These posts are about the songs that can accurately claim to crossed the key line of chart success, becoming Top 40 hits on Billboard, but just barely. Every song featured in this series peaked at number 40.
Evelyn King got the nickname “Champagne” because she had a bubbly personality, which couldn’t have hurt when she was recording music designed for the discotheque. King’s first album, Smooth Talk, was released in 1977 and it was meant for the dance floor as surely as Tony Manero’s white suit. Supposedly, King was working as a cleaning lady at a record label when a producer overheard her singing a bathroom and took her under her wing, a mentorship that eventually led to a deal with RCA Records. They were the ones that released that debut album and its lead single, “Shame,” which was a top ten hit. King hit the Top 40 three other times, but her first single remained her biggest.
Her fourth album came out in 1981, a time when many artists who trafficked in disco were trying to figure out how to redefine themselves as their genre of choice was not only fading but reeling from an astounding backlash. Titled I’m in Love, the album was meant to represent a significant change for King, a shift no doubt inspired by her previous effort being considered something of a bust. For one thing, she dropped the “Champagne” nickname from her official billing for the first time. It may have been a somewhat superficial adjustment, but it also a means to establishing the artist as something more than a novelty. To some degree, it worked. The title track and lead single was a significant hit on the R&B and Dance charts, topping both of those lists, the first time King accomplished that feat.
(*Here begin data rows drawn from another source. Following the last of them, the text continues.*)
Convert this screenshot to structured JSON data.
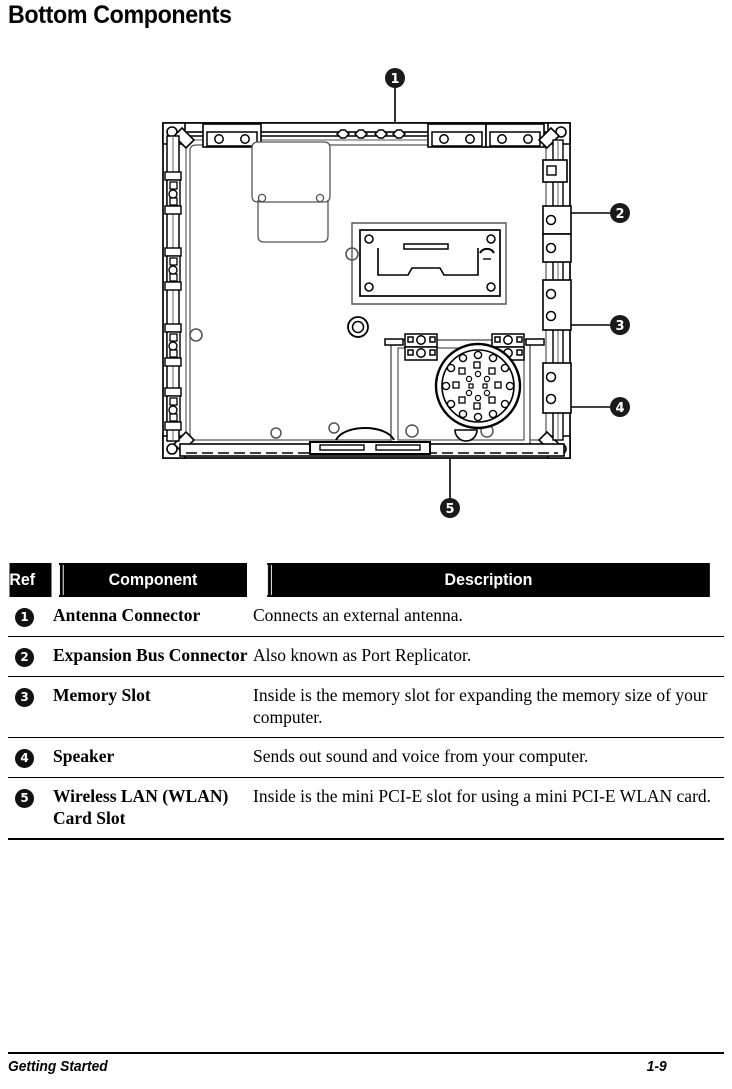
{
  "page": {
    "title": "Bottom Components"
  },
  "figure": {
    "name": "bottom-view-diagram",
    "description": "Line drawing of the bottom side of a notebook computer with five numbered callouts",
    "callouts": [
      {
        "number": "1",
        "target": "antenna-connector"
      },
      {
        "number": "2",
        "target": "expansion-bus-connector"
      },
      {
        "number": "3",
        "target": "memory-slot"
      },
      {
        "number": "4",
        "target": "speaker"
      },
      {
        "number": "5",
        "target": "wireless-lan-card-slot"
      }
    ]
  },
  "table": {
    "headers": {
      "ref": "Ref",
      "component": "Component",
      "description": "Description"
    },
    "rows": [
      {
        "ref": "1",
        "component": "Antenna Connector",
        "description": "Connects an external antenna."
      },
      {
        "ref": "2",
        "component": "Expansion Bus Connector",
        "description": "Also known as Port Replicator."
      },
      {
        "ref": "3",
        "component": "Memory Slot",
        "description": "Inside is the memory slot for expanding the memory size of your computer."
      },
      {
        "ref": "4",
        "component": "Speaker",
        "description": "Sends out sound and voice from your computer."
      },
      {
        "ref": "5",
        "component": "Wireless LAN (WLAN) Card Slot",
        "description": "Inside is the mini PCI-E slot for using a mini PCI-E WLAN card."
      }
    ]
  },
  "footer": {
    "section": "Getting Started",
    "page_number": "1-9"
  }
}
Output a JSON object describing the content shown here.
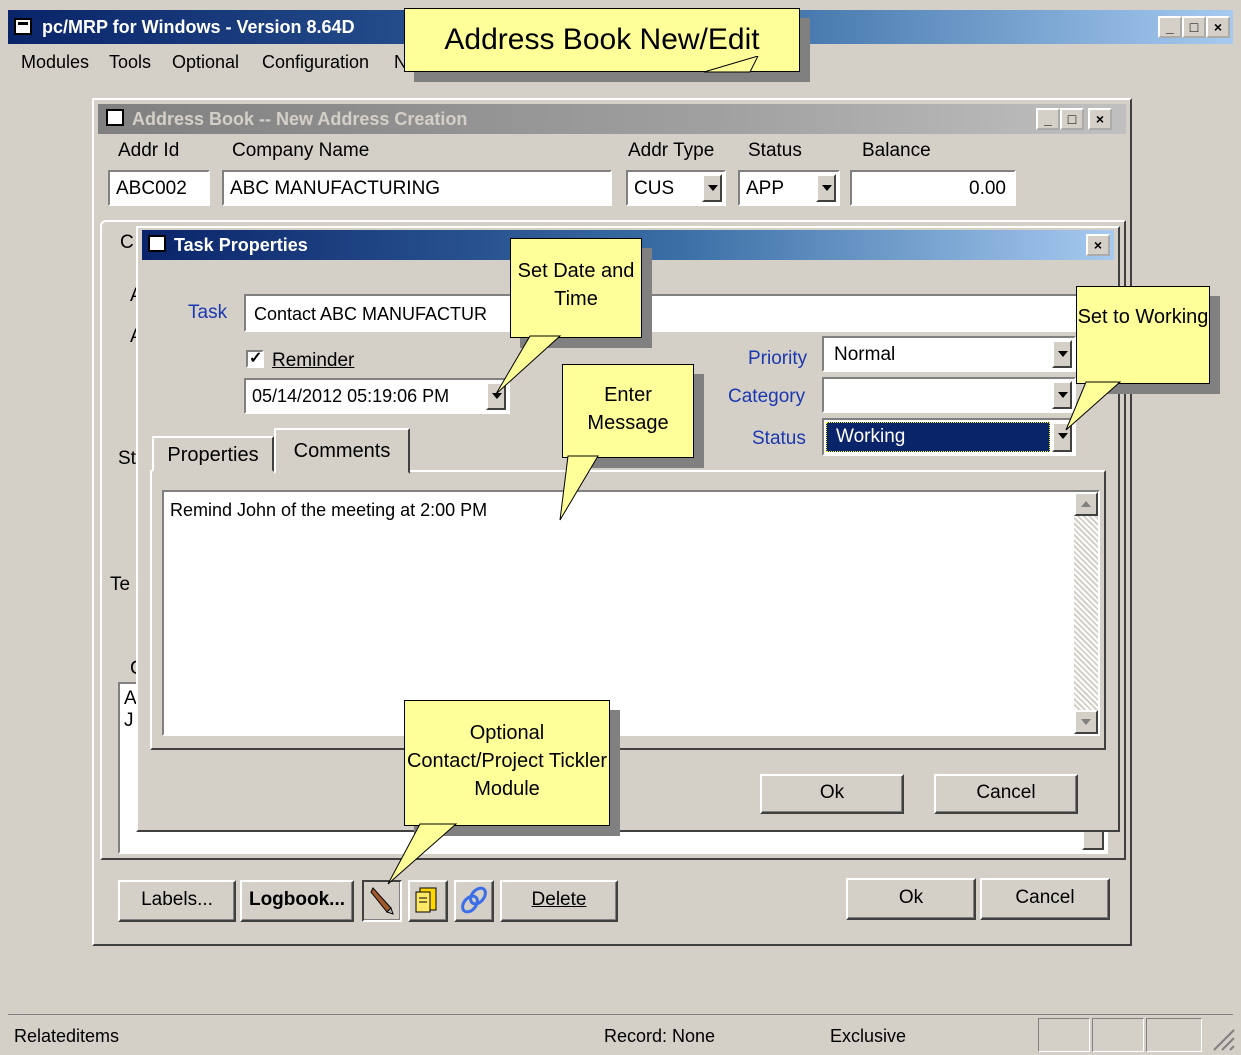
{
  "app": {
    "title": "pc/MRP for Windows - Version 8.64D",
    "menu": [
      "Modules",
      "Tools",
      "Optional",
      "Configuration",
      "N"
    ]
  },
  "callouts": {
    "header": "Address Book New/Edit",
    "set_date": "Set Date and Time",
    "enter_message": "Enter Message",
    "set_working": "Set to Working",
    "optional_module": "Optional Contact/Project Tickler Module"
  },
  "address_book": {
    "title": "Address Book -- New Address Creation",
    "headers": {
      "addr_id": "Addr Id",
      "company": "Company Name",
      "addr_type": "Addr Type",
      "status": "Status",
      "balance": "Balance"
    },
    "values": {
      "addr_id": "ABC002",
      "company": "ABC MANUFACTURING",
      "addr_type": "CUS",
      "status": "APP",
      "balance": "0.00"
    },
    "partial_labels": [
      "C",
      "A",
      "A",
      "St",
      "Te",
      "C",
      "A",
      "J"
    ],
    "buttons": {
      "labels": "Labels...",
      "logbook": "Logbook...",
      "delete": "Delete",
      "ok": "Ok",
      "cancel": "Cancel"
    }
  },
  "task": {
    "title": "Task Properties",
    "task_label": "Task",
    "task_value": "Contact ABC MANUFACTUR",
    "reminder_label": "Reminder",
    "reminder_checked": true,
    "reminder_datetime": "05/14/2012 05:19:06 PM",
    "priority_label": "Priority",
    "priority_value": "Normal",
    "category_label": "Category",
    "category_value": "",
    "status_label": "Status",
    "status_value": "Working",
    "tabs": [
      "Properties",
      "Comments"
    ],
    "active_tab": "Comments",
    "comment": "Remind John of the meeting at 2:00 PM",
    "ok": "Ok",
    "cancel": "Cancel"
  },
  "statusbar": {
    "left": "Relateditems",
    "record": "Record: None",
    "mode": "Exclusive"
  },
  "colors": {
    "active_title": "#0a246a",
    "callout": "#ffff99",
    "label_blue": "#1c38b0",
    "selected": "#0a246a"
  }
}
On the main Billboard chart, King had to settle for a little less impressive achievement. “I’m in Love” tipped into the Top 40 in the fall of 1981, right in the middle of a stretch during which one of the most treacly songs to ever top the charts was enjoying a ridiculous nine weeks in that position. King’s song may not be a masterpiece, but it’s surely better than that. King made it into the Top 40 one more time with “Love Come Down,” another song that topped both the R&B and Dance charts.
—“Just Like Heaven” by The Cure.